I believe God heals people because I’ve seen Him do it.  I believe he releases persecuted people from prison because it’s happened to friends of friends.  He does big things, and I know that he does small sweet things, too.  So why am I always surprised when he blesses me in the most minute ways?

I’m trying to adjust to life in the US.  One of the things that’s been hard for me to deal with is the difficulty of finding clothes to wear that don’t make me feel uncomfortable.  I wore kurtas in India, long, blouse-like tunics that hit about three inches above my knees.  They’re beautiful, hide everything, and feel uber-feminine.  I liked them.  Ok, not the orange, paisley ones with silver sequins, but most I loved.

Since our return to the States I’ve not been able to make myself wear shorts.  Not that I think shorts are bad.  I just can’t make myself do it.  I trust I don’t need to reiterate my issues with swimsuits.  Even little t-shirts make me feel weird.  So I was hoping that today I could go shopping with my sister and find tops that would be pretty and make me feel comfortable in my skin again.

But wait!  Plot complication alert.  I hate shopping, and we don’t have a lot of money.  And we had my sister’s 2.5 year old with us.  And I had a short window of time before picking my kids up from music camp.  It was a dicey hope at best.

I had $100, 1.5 hours, and a ridiculous sinking feeling to bring to today’s outing.  But what I left the store with were 7 American-style kurtas (!), three pairs of earrings, and the ridiculous exhilaration of someone who spent $99.54 with tax.

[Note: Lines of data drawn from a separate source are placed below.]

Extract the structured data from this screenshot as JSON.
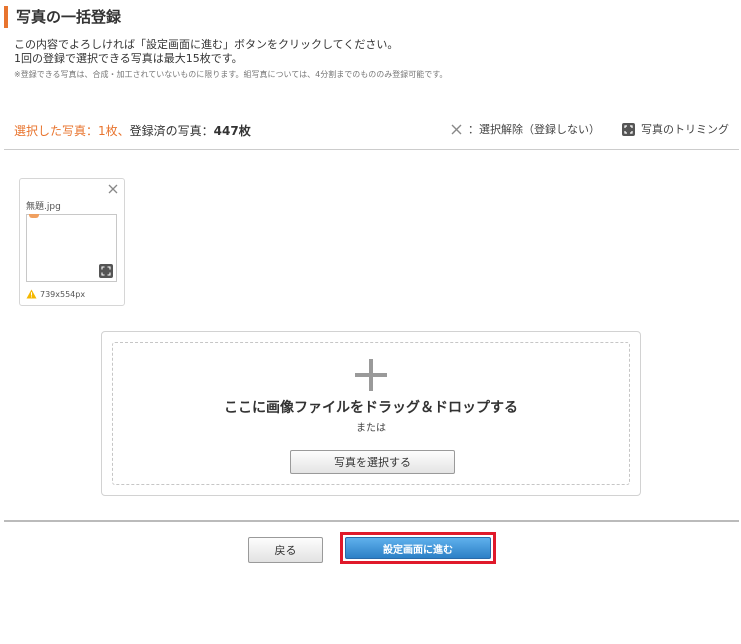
{
  "page": {
    "title": "写真の一括登録",
    "description_line1": "この内容でよろしければ「設定画面に進む」ボタンをクリックしてください。",
    "description_line2": "1回の登録で選択できる写真は最大15枚です。",
    "note": "※登録できる写真は、合成・加工されていないものに限ります。組写真については、4分割までのもののみ登録可能です。"
  },
  "status": {
    "selected_label": "選択した写真：1枚、",
    "registered_label": "登録済の写真：",
    "registered_count": "447枚"
  },
  "actions": {
    "deselect_label": "：選択解除（登録しない）",
    "trim_label": "写真のトリミング"
  },
  "photos": [
    {
      "filename": "無題.jpg",
      "dimensions": "739x554px"
    }
  ],
  "dropzone": {
    "title": "ここに画像ファイルをドラッグ＆ドロップする",
    "or_text": "または",
    "select_button": "写真を選択する"
  },
  "footer": {
    "back_button": "戻る",
    "next_button": "設定画面に進む"
  },
  "colors": {
    "accent": "#e8742e",
    "primary_button": "#2c80c6",
    "highlight_frame": "#e0192a",
    "warning": "#f5b800"
  }
}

It’s not a big thing.  It’s small, I know.  But then I also know how it was a direct blessing from the Lord; how today he reminded me, yet again, that he cares about small things, too.